The risks associated with e-scooters mean that getting them on the road is something of a balancing act, for riders and for the government too, writes Gerry Ross, head of commercial motor at Allianz Insurance
With the government fast-tracking trials of rental e-scooter schemes, it’s an exciting time for mobility. But, while there are plenty of positives associated with this form of transport, e-scooters also bring a new set of risks that must be fully understood before they get the green light.
On the positive side, e-scooters offer a flexible, low-cost and eco-friendly micromobility option. With a top speed of 15.5mph, they can complement existing mobility options and, in these times of Covid-19, support social distancing and take pressure off public transport.
As well as offering a simple way for commuters to get around busy cities, e-scooters could be used on large office or university campuses, or even to switch a traditional park and ride facility into a park and scoot.
But, while they’d be a valuable addition to our roads, there’s a degree of caution around them too. Unlike other road vehicles, it’s possible to take an e-scooter for a spin without any previous experience: even on a pushbike, it’s likely that you took a day or two, and possibly a scuffed knee or bruised elbow, to hone your balance and master the technique.
It’s not just about the rider, however. Other road users and pedestrians have limited familiarity too. Virtually silent and with a different road presence to that of a cyclist, it will take time for the traffic ecosystem to adapt so that other road users are accustomed to them. E-scooters can also pose a risk when stationary. Often operated as dockless rental schemes to maximise the flexibility they offer, abandoned e-scooters can become trip hazards for pedestrians.
Sadly, all of these factors mean that accidents are inevitable. Although there are no official statistics yet, analysis of global media reports by Quartz found that at least 29 people have died in e-scooter accidents between 2018 and February 2020. Its analysis also shows that most of the deaths were e-scooter riders, usually following a collision with a motor vehicle, although some pedestrians have also died as a result of being hit by an e-scooter.
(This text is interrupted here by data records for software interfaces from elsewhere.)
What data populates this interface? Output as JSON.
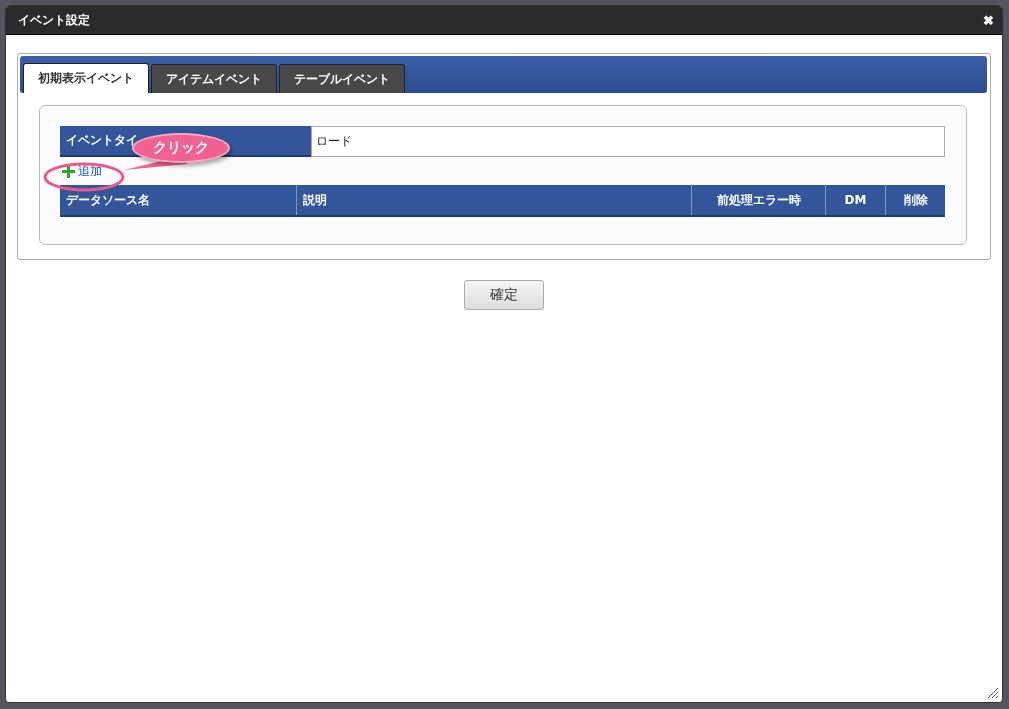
{
  "window": {
    "title": "イベント設定",
    "close": "✖"
  },
  "tabs": [
    {
      "label": "初期表示イベント",
      "selected": true
    },
    {
      "label": "アイテムイベント",
      "selected": false
    },
    {
      "label": "テーブルイベント",
      "selected": false
    }
  ],
  "event_type": {
    "label": "イベントタイ",
    "value": "ロード"
  },
  "add_link": "追加",
  "callout": "クリック",
  "table": {
    "columns": [
      {
        "label": "データソース名"
      },
      {
        "label": "説明"
      },
      {
        "label": "前処理エラー時"
      },
      {
        "label": "DM"
      },
      {
        "label": "削除"
      }
    ]
  },
  "buttons": [
    "確定"
  ]
}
Injuries are common too. Research by the Public Health department in Austin, Texas, calculated that there were 20 individuals injured for every 100,000 e-scooter trips, with almost half of those injured sustaining head injuries.
The government’s trials, which are expected to run until the end of August 2021, will provide valuable insight into the risks and what’s required before these vehicles can be used more widely on the UK’s roads. The data will not only inform general attitudes and road safety approaches but also legalities. Given that the roads already share various forms of transport, there are questions to be answered about whether this new mode is more aligned to a bike or e-bike, with no compulsory insurance, or a motor vehicle, with compulsory insurance. Is it the rider or other road users who are most at risk?
The UK can also draw from the experiences of other countries that have already adopted e-scooters, although these insights must be tempered by differences in road layouts, culture and attitudes to the sharing economy.
As a minimum, recommending safety measures such as helmets and lights certainly seems sensible, as would the provision of some guidance from the rental companies on how to ride an e-scooter.
The risks associated with e-scooters mean that getting them on the road is something of a balancing act, for riders and for the government too. Reaction to the trial and subsequent legislation needs to be proportionate to the risks posed taking into account safety of the rider and existing road users.